but for the fact that he found time to turn the clods, withal, and eyes to watch the earth blackening behind the plough. "Our necessities," wrote Poe, who contended, in a half-hearted way, that the Americans of his generation were as poetical a people as any other, "have been mistaken for our propensities. Having been forced to make railroads, it has been deemed impossible that we should make verse." But here was Saint-John de Crevecoeur writing, in the eighteenth century, his idyllic Letters, while, if he did not build railways, he interested himself in the experiments of Fitch and Rumsey and Parmentier, and organised a packet-line between New York and Lorient, in Brittany. This Crevecoeur should from the first have appealed to the imagination—especially to the American imagination- -combining as he did the faculty of the ideal and the achievement of the actual. It is not too late for him to appeal to-day; in spite of all his quaintness, Crevecoeur is a contemporary of our own.
WARREN BARTON BLAKE.
BRADFORD HILLS, WEST CHESTER, PENNSYLVANIA.
Letters from an American Farmer (London), 1782, 1783; (Dublin), 1782; (Belfast), 1783; (Philadelphia), 1793; (New York), 1904; (London), 1908; translated into French (with gratuitous additions) as Lettres d'un cultivateur Americain (Paris), 1784 and 1787; into German as Briefe eines Amerikanischen Landmanns (Leipzig), 1788, 1789. Voyage dans la Haute Pensylvanie et dans l'etat de New York (Paris), 1801.
[To the first edition, 1782.]
The following Letters are the genuine production of the American Farmer whose name they bear. They were privately written to gratify the curiosity of a friend; and are made public, because they contain much authentic information, little known on this side the Atlantic; they cannot therefore fail of being highly interesting to the people of England, at a time when everybody's attention is directed toward the affairs of America.
That these letters are the actual result of a private correspondence may fairly be inferred (exclusive of other evidence) from the style and manner in which they are conceived: for though plain and familiar, and sometimes animated, they are by no means exempt from such inaccuracies as must unavoidably occur in the rapid effusions of a confessedly inexperienced writer.
Our Farmer had long been an eye-witness of transactions that have deformed the face of America: he is one of those who dreaded, and has severely felt, the desolating consequences of a rupture between the parent state and her colonies: for he has been driven from a situation, the enjoyment of which the reader will find pathetically described in the early letters of this volume. The unhappy contest is at length, however, drawing toward a period; and it is now only left us to hope, that the obvious interests and mutual wants of both countries, may in due time, and in spite of all obstacles, happily re-unite them.
Should our Farmer's letters be found to afford matter of useful entertainment to an intelligent and candid public, a second volume, equally interesting with those now published, may soon be expected.
[To the Second Edition, 1783.]
Since the publication of this volume, we hear that Mr. St. John has accepted a public employment at New York.
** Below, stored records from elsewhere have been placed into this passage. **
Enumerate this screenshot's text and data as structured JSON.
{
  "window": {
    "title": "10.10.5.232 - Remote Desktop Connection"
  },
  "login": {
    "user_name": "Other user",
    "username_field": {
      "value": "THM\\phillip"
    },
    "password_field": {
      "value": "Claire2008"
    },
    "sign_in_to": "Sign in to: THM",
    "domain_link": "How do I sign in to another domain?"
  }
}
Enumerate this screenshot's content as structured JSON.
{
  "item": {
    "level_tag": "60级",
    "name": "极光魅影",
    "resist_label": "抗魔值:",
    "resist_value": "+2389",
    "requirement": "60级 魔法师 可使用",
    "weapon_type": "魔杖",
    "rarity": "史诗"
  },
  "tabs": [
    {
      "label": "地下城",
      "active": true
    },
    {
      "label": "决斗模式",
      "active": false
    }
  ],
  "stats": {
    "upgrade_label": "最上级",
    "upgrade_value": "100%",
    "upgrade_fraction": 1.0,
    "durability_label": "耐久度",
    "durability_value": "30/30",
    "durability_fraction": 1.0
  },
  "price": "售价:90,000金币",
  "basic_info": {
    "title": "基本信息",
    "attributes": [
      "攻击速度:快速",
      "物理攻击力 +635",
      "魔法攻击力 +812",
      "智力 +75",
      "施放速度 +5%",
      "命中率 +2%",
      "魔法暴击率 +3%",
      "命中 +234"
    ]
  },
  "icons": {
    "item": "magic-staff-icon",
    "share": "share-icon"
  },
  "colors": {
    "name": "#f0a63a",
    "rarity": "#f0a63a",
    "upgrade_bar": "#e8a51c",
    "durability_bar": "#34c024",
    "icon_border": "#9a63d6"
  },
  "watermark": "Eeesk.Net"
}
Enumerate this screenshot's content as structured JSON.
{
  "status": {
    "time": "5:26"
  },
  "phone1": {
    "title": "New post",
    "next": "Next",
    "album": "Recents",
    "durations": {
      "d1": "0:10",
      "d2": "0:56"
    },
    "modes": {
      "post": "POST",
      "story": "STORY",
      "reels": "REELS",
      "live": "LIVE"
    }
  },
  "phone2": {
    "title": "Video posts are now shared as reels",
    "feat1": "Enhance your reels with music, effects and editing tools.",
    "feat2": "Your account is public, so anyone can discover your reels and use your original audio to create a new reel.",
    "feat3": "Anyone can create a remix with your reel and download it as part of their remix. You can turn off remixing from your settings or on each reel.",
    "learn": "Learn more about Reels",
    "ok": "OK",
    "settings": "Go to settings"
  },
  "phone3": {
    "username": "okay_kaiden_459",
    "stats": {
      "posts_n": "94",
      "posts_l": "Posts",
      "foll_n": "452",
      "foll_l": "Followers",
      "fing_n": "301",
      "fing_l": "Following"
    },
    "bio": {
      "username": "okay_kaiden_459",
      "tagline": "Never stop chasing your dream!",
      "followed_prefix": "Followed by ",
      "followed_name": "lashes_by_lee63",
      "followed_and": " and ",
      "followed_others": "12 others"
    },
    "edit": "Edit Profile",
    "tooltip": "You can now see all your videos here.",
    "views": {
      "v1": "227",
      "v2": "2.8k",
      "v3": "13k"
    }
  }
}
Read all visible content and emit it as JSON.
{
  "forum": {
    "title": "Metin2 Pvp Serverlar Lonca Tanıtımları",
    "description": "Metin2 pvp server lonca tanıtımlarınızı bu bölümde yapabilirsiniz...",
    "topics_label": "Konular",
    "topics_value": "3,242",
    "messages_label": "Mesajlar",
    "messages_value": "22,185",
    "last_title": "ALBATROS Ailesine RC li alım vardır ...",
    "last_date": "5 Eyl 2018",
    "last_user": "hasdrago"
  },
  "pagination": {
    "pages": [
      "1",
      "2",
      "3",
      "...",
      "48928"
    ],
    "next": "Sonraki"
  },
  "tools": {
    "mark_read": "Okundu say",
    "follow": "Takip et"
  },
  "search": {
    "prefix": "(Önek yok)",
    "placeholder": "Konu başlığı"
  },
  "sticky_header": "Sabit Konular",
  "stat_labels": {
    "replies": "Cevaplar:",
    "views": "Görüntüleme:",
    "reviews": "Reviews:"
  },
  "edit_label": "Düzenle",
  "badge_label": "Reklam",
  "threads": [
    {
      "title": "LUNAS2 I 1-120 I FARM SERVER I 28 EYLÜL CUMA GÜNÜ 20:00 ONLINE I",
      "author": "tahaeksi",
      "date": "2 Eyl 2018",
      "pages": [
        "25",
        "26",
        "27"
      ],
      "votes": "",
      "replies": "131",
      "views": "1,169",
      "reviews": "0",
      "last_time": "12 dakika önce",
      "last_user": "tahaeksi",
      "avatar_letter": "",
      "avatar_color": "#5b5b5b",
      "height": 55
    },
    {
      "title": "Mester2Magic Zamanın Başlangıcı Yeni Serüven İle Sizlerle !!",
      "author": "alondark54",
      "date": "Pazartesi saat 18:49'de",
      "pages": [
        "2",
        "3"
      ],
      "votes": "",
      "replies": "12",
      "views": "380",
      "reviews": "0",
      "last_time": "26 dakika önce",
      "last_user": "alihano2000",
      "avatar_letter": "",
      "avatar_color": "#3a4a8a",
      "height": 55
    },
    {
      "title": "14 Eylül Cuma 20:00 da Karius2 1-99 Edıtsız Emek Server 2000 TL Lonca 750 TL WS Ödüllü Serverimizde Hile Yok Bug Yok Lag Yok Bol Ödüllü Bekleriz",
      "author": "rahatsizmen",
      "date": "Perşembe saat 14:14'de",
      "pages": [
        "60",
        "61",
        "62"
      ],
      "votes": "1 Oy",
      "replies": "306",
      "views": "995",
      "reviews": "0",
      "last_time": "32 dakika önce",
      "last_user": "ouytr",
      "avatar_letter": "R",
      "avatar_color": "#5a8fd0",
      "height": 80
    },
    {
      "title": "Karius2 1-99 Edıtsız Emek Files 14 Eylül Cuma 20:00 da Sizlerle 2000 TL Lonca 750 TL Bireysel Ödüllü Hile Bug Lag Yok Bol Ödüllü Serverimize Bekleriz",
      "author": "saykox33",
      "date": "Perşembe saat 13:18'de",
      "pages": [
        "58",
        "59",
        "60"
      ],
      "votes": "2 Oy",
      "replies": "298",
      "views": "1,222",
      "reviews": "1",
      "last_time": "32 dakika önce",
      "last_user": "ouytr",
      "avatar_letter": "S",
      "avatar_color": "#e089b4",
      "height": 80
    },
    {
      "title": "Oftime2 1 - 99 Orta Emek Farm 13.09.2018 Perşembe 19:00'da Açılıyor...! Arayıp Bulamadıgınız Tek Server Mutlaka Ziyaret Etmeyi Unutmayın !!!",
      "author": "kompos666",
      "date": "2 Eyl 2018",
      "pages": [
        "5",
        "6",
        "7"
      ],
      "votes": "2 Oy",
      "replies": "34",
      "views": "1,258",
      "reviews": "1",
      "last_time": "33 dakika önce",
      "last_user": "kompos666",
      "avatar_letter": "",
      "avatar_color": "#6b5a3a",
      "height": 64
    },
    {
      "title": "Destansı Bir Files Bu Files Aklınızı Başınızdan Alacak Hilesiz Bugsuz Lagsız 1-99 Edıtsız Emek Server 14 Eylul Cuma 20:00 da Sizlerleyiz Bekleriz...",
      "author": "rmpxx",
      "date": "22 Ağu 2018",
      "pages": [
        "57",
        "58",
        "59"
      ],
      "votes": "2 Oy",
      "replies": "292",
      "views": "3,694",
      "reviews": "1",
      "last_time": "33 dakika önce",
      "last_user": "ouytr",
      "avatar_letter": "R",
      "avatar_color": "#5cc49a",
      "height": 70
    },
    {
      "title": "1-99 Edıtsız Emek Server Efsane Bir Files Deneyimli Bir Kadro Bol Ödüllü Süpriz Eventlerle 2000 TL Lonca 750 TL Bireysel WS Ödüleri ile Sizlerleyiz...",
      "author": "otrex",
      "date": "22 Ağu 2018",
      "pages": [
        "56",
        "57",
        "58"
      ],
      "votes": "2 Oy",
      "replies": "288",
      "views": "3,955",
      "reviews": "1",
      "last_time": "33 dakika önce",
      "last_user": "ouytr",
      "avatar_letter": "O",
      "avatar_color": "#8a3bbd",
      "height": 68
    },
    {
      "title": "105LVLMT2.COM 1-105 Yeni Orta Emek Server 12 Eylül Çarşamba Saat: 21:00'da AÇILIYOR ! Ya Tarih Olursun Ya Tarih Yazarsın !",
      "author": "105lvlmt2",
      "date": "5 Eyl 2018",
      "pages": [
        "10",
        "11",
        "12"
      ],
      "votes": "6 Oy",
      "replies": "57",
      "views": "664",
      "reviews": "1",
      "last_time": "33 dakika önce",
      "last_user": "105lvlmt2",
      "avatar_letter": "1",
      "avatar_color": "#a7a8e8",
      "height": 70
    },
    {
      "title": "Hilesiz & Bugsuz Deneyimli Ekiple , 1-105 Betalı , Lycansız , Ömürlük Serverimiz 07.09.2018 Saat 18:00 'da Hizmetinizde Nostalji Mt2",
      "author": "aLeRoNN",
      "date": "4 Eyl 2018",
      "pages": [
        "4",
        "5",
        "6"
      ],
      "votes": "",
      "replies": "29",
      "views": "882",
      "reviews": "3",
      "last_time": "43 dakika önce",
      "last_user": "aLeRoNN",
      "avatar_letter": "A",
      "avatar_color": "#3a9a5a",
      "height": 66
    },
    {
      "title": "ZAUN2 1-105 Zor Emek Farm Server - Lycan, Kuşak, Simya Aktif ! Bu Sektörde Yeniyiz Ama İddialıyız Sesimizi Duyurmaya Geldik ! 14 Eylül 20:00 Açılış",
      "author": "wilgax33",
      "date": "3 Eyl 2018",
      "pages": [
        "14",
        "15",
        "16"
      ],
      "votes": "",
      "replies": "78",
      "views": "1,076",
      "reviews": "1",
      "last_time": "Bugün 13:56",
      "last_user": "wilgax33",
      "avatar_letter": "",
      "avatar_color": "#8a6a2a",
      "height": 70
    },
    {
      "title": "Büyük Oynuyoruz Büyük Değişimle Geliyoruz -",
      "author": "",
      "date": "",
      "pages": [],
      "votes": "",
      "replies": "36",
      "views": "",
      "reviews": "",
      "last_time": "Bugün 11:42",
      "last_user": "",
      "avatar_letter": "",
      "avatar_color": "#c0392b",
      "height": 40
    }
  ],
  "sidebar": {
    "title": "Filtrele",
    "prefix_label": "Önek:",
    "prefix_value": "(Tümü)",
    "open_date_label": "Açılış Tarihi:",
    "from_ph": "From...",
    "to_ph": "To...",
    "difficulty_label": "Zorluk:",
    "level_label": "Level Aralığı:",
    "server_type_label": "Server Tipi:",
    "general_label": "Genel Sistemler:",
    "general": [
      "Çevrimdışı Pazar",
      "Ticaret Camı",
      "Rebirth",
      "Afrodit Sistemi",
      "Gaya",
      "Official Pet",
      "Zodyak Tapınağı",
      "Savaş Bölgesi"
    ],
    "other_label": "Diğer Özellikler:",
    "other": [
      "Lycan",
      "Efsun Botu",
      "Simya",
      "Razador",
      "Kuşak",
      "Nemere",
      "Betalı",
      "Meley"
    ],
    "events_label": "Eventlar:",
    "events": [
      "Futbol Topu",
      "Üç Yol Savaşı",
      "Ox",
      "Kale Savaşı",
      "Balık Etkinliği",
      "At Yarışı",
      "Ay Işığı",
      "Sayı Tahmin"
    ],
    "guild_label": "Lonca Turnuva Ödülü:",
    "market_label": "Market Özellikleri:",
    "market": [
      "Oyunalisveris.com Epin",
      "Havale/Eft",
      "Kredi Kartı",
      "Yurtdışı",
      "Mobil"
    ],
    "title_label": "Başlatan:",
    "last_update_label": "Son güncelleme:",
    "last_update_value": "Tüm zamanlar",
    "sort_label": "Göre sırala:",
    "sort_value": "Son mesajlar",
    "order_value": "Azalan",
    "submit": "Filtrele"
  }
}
It is therefore, perhaps, doubtful whether he will soon be at leisure to revise his papers, and give the world a second collection of the American Farmer Letters.